Professional Indemnity (PI) has been described as the “red light district” of the London Market by a leading insurance figure at the Euroforum seminar.

Reg Brown, former president of the Chartered Insurance Institute (CII) and former lead underwriter for RE Brown and Others syndicate 702, was chairing the discussion on the future of PI in the market.

Brown, who has been working in insurance for 40 years and in the Lloyd's PI market for a quarter of a century, said: “One of my abiding memories will be that the PI market has been littered with incompetence and has been tainted by too many fly-by-night, here today, gone tomorrow merchants.

“One of the recurring themes over that period was that PI was a class of business where the inexperienced underwriter could easily delude himself into thinking he was making money when, in fact, he was losing it by the bucket load.

“It was all in the reserves and the time lag between the occurrence of a claim event to the final settlement of the claim is such that the foolhardy optimist has a long period during which to keep underwriting, when the best thing would be to put his pen down.

“We've all seen it many times. We've assumed that the underwriter with the cheapest rates on the block has a game plan; masterly objectives which the rest of us were too dim to see. In fact, as it turned out, we were wrong. Many of them had no idea what they were doing.
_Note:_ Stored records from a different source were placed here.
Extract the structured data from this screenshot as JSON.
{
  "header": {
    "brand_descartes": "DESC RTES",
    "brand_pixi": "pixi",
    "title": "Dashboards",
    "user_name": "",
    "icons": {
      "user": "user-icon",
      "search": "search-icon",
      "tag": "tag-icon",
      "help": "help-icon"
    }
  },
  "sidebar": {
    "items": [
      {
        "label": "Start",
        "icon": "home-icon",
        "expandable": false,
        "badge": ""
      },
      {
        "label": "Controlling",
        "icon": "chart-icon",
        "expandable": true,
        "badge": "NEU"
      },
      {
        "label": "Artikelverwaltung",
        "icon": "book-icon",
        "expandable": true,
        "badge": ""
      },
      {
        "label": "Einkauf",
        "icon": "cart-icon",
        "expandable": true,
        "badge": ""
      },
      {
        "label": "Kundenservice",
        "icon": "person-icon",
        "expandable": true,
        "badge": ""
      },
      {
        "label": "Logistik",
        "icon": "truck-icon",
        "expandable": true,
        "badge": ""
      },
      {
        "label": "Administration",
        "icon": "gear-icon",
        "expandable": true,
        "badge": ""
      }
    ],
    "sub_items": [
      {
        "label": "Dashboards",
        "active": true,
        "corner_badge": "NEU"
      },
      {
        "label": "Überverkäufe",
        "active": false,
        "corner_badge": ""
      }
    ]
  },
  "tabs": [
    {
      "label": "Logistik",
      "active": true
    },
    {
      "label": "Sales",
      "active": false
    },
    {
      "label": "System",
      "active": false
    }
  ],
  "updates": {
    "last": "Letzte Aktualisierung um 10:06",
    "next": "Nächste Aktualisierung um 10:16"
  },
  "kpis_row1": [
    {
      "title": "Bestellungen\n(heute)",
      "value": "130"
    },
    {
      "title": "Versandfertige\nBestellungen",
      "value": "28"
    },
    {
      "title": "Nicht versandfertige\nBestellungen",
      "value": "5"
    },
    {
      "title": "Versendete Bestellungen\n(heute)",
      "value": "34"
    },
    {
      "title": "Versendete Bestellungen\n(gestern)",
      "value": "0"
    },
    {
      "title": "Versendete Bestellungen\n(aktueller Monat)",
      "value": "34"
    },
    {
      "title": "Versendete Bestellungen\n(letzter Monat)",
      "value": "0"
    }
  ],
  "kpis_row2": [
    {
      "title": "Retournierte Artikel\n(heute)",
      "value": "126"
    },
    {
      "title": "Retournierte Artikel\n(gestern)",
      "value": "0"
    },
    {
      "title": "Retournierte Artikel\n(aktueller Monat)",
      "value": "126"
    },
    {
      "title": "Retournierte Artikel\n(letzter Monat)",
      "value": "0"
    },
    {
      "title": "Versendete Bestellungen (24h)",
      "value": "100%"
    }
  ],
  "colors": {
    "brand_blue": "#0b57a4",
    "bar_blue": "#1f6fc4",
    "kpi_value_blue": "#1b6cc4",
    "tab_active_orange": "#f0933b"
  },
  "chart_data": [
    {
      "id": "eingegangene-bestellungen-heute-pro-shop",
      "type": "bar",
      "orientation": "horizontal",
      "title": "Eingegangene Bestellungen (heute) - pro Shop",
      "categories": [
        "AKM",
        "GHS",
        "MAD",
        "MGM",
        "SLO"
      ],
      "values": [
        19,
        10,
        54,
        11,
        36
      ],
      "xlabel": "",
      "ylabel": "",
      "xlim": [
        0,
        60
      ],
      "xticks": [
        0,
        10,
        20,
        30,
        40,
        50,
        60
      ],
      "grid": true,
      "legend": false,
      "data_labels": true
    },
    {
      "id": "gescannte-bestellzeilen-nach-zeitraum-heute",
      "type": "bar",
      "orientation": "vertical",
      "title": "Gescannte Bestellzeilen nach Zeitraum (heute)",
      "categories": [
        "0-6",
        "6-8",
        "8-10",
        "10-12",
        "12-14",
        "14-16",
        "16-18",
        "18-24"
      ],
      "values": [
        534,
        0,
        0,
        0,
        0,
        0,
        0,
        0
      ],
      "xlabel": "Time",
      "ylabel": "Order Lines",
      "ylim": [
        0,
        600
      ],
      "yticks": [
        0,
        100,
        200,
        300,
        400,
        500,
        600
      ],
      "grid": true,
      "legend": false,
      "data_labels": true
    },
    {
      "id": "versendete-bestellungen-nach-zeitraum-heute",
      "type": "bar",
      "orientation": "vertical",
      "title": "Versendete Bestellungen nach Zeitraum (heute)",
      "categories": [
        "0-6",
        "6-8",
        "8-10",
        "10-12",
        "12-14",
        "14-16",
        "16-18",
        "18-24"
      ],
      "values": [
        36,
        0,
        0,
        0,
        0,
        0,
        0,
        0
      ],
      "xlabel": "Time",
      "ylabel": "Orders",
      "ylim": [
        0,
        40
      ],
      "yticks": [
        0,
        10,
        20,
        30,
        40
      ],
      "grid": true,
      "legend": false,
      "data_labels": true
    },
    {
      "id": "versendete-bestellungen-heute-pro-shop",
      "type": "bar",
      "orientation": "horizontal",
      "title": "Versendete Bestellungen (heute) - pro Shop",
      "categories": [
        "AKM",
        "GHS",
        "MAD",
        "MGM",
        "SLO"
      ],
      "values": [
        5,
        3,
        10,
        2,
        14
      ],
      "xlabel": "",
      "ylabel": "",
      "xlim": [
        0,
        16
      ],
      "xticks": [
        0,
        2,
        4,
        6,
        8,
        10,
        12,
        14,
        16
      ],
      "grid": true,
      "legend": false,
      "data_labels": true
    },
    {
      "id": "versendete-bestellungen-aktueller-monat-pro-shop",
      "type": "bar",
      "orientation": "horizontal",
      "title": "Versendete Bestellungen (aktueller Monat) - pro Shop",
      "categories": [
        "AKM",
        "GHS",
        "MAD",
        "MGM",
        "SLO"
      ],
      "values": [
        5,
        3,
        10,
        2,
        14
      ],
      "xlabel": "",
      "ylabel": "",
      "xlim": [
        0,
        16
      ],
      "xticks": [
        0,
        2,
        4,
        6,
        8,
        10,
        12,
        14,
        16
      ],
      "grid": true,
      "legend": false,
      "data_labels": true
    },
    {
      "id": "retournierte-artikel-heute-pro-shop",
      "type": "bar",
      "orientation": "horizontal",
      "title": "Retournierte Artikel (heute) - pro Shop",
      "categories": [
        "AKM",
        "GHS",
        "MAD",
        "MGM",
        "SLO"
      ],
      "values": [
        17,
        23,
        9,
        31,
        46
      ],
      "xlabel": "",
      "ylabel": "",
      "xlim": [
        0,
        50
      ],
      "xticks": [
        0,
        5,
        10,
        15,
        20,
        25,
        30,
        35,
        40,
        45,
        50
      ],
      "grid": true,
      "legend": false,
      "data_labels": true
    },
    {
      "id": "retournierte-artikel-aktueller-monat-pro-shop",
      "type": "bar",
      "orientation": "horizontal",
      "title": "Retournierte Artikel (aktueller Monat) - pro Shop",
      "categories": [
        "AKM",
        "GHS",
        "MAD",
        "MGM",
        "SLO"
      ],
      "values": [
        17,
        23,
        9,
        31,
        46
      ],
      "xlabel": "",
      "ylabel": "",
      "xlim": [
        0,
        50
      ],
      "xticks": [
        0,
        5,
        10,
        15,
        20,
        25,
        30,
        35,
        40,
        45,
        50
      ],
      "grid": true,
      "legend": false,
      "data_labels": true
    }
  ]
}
They were simply writing for premium income at whatever price they needed to charge to get the business.

“So many underwriters have prostituted themselves over the years that it has left me with a feeling that the PI market has been the red light district of the London Market.”

Brown added that qu-ality underwriters have been “constantly und-ermined by the poor performers; add to that the freedom with which underwriters give their pens away to people even more incompetent than themselves and you have a lethal cocktail”.

He warned there was a need to learn from past experiences “or we will be condemned to relive it in the future”.

“I believe that many underwriters have simply failed to understand the dynamics and appreciate the nature of the business they were in,” he said. “I see few signs that the present breed are substantially better.

“The future is bleak unless PI insurers can kick the habit of looking at historical, and not fully developed, claims histories as the sole pricing mechanism.

“Unless we grasp these issues with both hands, underwriting losses will continue to grow and underwriting profit will be a distant dream.”